▶ [Directions]: Answer with a single number stating how many lines of the entries below include the string "Odpovědět".

▶ [Dataset]:

▬▬▬

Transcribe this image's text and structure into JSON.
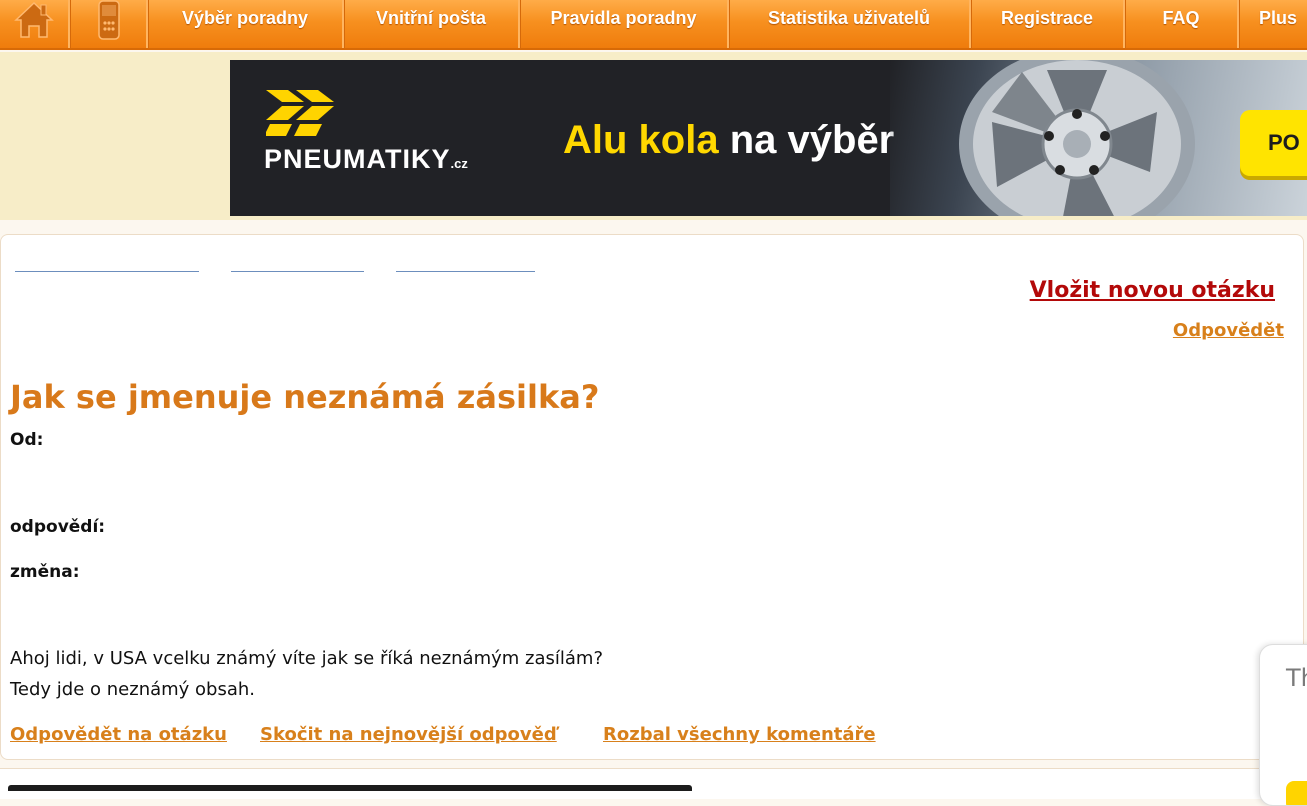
{
  "nav": {
    "items": [
      {
        "label": "Výběr poradny"
      },
      {
        "label": "Vnitřní pošta"
      },
      {
        "label": "Pravidla poradny"
      },
      {
        "label": "Statistika uživatelů"
      },
      {
        "label": "Registrace"
      },
      {
        "label": "FAQ"
      },
      {
        "label": "Plus"
      }
    ],
    "icons": [
      "home-icon",
      "mobile-phone-icon"
    ]
  },
  "banner": {
    "brand_name": "PNEUMATIKY",
    "brand_tld": ".cz",
    "promo_highlight": "Alu kola",
    "promo_rest": "na výběr",
    "cta_text": "PO"
  },
  "actions": {
    "new_question": "Vložit novou otázku",
    "answer": "Odpovědět"
  },
  "question": {
    "title": "Jak se jmenuje neznámá zásilka?",
    "from_label": "Od:",
    "answers_label": "odpovědí:",
    "changed_label": "změna:",
    "body": [
      "Ahoj lidi, v USA vcelku známý víte jak se říká neznámým zasílám?",
      "Tedy jde o neznámý obsah."
    ],
    "links": [
      "Odpovědět na otázku",
      "Skočit na nejnovější odpověď",
      "Rozbal všechny komentáře"
    ]
  },
  "popup": {
    "text": "Th yo w"
  },
  "colors": {
    "nav_orange": "#f7901f",
    "banner_background": "#f7edc8",
    "title_orange": "#d8791a",
    "link_orange": "#d8801b",
    "new_question_red": "#b30909",
    "promo_yellow": "#ffd800"
  }
}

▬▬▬

▶ [Solution for this task]: 2